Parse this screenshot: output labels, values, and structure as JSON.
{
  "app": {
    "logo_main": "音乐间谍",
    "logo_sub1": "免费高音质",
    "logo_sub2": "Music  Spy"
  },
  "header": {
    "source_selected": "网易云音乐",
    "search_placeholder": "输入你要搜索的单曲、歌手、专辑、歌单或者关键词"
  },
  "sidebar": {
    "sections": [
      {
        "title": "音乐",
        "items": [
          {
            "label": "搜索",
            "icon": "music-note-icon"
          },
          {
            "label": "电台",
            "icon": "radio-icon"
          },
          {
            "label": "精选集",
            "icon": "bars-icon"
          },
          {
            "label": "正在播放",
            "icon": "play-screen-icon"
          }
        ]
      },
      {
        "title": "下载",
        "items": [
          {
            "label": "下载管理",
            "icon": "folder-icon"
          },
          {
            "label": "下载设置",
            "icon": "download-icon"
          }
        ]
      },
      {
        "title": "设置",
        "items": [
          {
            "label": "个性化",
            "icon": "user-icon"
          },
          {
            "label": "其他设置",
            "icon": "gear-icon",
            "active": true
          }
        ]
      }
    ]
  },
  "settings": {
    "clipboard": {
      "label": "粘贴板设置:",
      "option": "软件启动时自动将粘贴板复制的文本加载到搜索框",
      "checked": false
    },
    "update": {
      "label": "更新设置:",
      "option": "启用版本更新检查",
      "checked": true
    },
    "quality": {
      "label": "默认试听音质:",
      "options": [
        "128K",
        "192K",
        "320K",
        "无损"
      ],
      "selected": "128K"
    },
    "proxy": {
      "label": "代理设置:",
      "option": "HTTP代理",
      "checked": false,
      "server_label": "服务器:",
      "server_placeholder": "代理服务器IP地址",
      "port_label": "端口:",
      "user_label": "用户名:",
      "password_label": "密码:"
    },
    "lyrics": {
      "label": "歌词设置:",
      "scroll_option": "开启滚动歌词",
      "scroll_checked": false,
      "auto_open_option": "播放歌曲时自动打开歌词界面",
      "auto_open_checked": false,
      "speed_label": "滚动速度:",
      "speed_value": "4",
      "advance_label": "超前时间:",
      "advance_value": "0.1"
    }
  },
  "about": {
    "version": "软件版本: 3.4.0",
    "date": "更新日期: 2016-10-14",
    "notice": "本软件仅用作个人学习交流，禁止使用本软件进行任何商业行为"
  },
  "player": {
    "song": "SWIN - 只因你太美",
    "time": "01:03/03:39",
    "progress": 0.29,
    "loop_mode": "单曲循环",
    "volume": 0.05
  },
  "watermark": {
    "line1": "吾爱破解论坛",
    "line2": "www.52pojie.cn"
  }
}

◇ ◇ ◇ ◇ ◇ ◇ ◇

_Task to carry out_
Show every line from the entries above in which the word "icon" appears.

_Response_
            "icon": "music-note-icon"
            "icon": "radio-icon"
            "icon": "bars-icon"
            "icon": "play-screen-icon"
            "icon": "folder-icon"
            "icon": "download-icon"
            "icon": "user-icon"
            "icon": "gear-icon",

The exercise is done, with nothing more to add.